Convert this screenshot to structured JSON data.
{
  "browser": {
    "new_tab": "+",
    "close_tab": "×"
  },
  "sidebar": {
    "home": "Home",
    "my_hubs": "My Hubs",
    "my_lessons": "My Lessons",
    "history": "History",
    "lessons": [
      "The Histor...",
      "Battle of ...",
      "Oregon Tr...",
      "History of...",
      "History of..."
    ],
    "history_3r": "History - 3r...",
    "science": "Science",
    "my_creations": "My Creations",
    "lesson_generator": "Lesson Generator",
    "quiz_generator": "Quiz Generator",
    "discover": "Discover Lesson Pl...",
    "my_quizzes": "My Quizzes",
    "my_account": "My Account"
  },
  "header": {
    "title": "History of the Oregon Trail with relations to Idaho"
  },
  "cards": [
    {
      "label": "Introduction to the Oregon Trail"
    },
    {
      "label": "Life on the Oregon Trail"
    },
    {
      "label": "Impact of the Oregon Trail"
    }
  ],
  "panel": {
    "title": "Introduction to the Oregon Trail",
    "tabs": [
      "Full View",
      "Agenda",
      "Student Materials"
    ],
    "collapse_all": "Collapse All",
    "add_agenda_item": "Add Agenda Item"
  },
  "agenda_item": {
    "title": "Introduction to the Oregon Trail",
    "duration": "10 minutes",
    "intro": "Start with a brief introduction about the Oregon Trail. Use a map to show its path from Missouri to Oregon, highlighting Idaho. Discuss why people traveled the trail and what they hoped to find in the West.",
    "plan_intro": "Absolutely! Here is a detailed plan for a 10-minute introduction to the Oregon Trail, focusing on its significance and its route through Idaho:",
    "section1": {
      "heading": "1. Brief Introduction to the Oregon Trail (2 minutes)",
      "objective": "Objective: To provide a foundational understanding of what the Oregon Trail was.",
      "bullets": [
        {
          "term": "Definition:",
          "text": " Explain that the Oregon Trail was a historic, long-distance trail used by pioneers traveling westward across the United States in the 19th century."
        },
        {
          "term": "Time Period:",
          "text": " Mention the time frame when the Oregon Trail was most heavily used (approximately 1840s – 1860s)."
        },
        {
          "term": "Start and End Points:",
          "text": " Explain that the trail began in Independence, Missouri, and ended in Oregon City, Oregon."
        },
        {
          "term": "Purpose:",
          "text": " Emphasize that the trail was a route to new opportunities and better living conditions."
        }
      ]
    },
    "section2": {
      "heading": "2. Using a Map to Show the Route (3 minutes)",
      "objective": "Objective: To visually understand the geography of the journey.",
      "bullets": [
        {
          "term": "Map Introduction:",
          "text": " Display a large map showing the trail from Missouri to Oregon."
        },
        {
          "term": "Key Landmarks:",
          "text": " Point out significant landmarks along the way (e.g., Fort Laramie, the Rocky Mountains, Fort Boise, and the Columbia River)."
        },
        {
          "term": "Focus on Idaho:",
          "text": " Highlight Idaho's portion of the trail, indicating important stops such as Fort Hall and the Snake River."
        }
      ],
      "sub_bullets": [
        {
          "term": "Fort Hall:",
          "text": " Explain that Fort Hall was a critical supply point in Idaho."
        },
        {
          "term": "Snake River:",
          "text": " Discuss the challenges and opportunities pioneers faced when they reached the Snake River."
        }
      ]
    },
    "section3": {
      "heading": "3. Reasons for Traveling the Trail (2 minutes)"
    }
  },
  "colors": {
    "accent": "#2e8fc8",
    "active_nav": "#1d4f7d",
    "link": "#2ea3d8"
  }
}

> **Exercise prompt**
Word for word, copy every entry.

> **Response box**
Convert this screenshot to structured JSON data.
{
  "browser": {
    "new_tab": "+",
    "close_tab": "×"
  },
  "sidebar": {
    "home": "Home",
    "my_hubs": "My Hubs",
    "my_lessons": "My Lessons",
    "history": "History",
    "lessons": [
      "The Histor...",
      "Battle of ...",
      "Oregon Tr...",
      "History of...",
      "History of..."
    ],
    "history_3r": "History - 3r...",
    "science": "Science",
    "my_creations": "My Creations",
    "lesson_generator": "Lesson Generator",
    "quiz_generator": "Quiz Generator",
    "discover": "Discover Lesson Pl...",
    "my_quizzes": "My Quizzes",
    "my_account": "My Account"
  },
  "header": {
    "title": "History of the Oregon Trail with relations to Idaho"
  },
  "cards": [
    {
      "label": "Introduction to the Oregon Trail"
    },
    {
      "label": "Life on the Oregon Trail"
    },
    {
      "label": "Impact of the Oregon Trail"
    }
  ],
  "panel": {
    "title": "Introduction to the Oregon Trail",
    "tabs": [
      "Full View",
      "Agenda",
      "Student Materials"
    ],
    "collapse_all": "Collapse All",
    "add_agenda_item": "Add Agenda Item"
  },
  "agenda_item": {
    "title": "Introduction to the Oregon Trail",
    "duration": "10 minutes",
    "intro": "Start with a brief introduction about the Oregon Trail. Use a map to show its path from Missouri to Oregon, highlighting Idaho. Discuss why people traveled the trail and what they hoped to find in the West.",
    "plan_intro": "Absolutely! Here is a detailed plan for a 10-minute introduction to the Oregon Trail, focusing on its significance and its route through Idaho:",
    "section1": {
      "heading": "1. Brief Introduction to the Oregon Trail (2 minutes)",
      "objective": "Objective: To provide a foundational understanding of what the Oregon Trail was.",
      "bullets": [
        {
          "term": "Definition:",
          "text": " Explain that the Oregon Trail was a historic, long-distance trail used by pioneers traveling westward across the United States in the 19th century."
        },
        {
          "term": "Time Period:",
          "text": " Mention the time frame when the Oregon Trail was most heavily used (approximately 1840s – 1860s)."
        },
        {
          "term": "Start and End Points:",
          "text": " Explain that the trail began in Independence, Missouri, and ended in Oregon City, Oregon."
        },
        {
          "term": "Purpose:",
          "text": " Emphasize that the trail was a route to new opportunities and better living conditions."
        }
      ]
    },
    "section2": {
      "heading": "2. Using a Map to Show the Route (3 minutes)",
      "objective": "Objective: To visually understand the geography of the journey.",
      "bullets": [
        {
          "term": "Map Introduction:",
          "text": " Display a large map showing the trail from Missouri to Oregon."
        },
        {
          "term": "Key Landmarks:",
          "text": " Point out significant landmarks along the way (e.g., Fort Laramie, the Rocky Mountains, Fort Boise, and the Columbia River)."
        },
        {
          "term": "Focus on Idaho:",
          "text": " Highlight Idaho's portion of the trail, indicating important stops such as Fort Hall and the Snake River."
        }
      ],
      "sub_bullets": [
        {
          "term": "Fort Hall:",
          "text": " Explain that Fort Hall was a critical supply point in Idaho."
        },
        {
          "term": "Snake River:",
          "text": " Discuss the challenges and opportunities pioneers faced when they reached the Snake River."
        }
      ]
    },
    "section3": {
      "heading": "3. Reasons for Traveling the Trail (2 minutes)"
    }
  },
  "colors": {
    "accent": "#2e8fc8",
    "active_nav": "#1d4f7d",
    "link": "#2ea3d8"
  }
}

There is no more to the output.